> [TASK ITEM]
Copy exactly the line that contains "Decode this image" plus all remaining lines of the data, and leave out every line before it.

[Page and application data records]
■ ■ ■ ■ ■
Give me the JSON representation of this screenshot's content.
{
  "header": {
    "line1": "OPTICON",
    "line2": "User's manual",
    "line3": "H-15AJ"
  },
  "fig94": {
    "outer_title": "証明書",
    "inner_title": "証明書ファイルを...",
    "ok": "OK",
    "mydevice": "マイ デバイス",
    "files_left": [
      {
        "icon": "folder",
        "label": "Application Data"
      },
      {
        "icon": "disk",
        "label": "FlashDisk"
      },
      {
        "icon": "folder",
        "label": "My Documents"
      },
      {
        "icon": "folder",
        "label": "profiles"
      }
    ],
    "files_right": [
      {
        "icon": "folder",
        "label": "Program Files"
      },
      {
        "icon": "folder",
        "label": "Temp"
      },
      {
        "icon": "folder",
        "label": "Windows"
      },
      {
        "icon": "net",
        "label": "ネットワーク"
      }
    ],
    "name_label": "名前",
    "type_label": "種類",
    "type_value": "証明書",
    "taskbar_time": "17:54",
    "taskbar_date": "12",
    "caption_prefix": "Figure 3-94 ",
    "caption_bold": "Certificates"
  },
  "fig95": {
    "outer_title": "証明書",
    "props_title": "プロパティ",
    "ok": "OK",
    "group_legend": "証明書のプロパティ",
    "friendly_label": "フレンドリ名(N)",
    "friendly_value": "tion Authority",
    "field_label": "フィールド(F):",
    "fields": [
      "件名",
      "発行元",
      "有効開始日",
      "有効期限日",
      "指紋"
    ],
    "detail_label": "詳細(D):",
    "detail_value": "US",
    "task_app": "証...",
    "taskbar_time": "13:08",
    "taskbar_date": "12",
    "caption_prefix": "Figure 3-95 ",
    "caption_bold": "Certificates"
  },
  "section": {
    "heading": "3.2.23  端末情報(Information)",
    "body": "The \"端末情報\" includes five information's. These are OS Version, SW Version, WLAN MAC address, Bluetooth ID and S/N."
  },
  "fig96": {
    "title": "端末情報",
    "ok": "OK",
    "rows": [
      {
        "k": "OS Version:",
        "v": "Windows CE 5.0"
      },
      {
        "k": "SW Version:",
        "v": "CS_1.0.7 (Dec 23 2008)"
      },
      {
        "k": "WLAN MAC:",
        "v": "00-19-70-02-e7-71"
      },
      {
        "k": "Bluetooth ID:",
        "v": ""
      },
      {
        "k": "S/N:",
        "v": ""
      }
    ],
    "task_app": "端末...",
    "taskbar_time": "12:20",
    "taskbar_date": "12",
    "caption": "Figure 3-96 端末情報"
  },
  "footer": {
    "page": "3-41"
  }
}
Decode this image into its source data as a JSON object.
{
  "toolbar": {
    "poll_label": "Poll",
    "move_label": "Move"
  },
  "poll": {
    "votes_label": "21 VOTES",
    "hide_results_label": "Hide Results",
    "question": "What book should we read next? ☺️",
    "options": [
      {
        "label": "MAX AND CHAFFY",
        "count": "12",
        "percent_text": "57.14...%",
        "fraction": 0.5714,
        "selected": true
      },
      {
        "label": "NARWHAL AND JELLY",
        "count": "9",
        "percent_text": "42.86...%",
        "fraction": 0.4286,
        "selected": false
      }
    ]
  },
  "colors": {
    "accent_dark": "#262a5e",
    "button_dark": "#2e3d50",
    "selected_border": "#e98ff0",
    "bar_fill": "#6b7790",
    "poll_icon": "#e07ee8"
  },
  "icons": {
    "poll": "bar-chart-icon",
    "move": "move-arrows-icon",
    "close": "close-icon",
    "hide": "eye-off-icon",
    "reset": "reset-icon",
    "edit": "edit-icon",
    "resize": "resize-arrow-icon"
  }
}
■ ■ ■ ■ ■
> [TASK RESPONSE]
Decode this image into its source data as a JSON object.
{
  "toolbar": {
    "poll_label": "Poll",
    "move_label": "Move"
  },
  "poll": {
    "votes_label": "21 VOTES",
    "hide_results_label": "Hide Results",
    "question": "What book should we read next? ☺️",
    "options": [
      {
        "label": "MAX AND CHAFFY",
        "count": "12",
        "percent_text": "57.14...%",
        "fraction": 0.5714,
        "selected": true
      },
      {
        "label": "NARWHAL AND JELLY",
        "count": "9",
        "percent_text": "42.86...%",
        "fraction": 0.4286,
        "selected": false
      }
    ]
  },
  "colors": {
    "accent_dark": "#262a5e",
    "button_dark": "#2e3d50",
    "selected_border": "#e98ff0",
    "bar_fill": "#6b7790",
    "poll_icon": "#e07ee8"
  },
  "icons": {
    "poll": "bar-chart-icon",
    "move": "move-arrows-icon",
    "close": "close-icon",
    "hide": "eye-off-icon",
    "reset": "reset-icon",
    "edit": "edit-icon",
    "resize": "resize-arrow-icon"
  }
}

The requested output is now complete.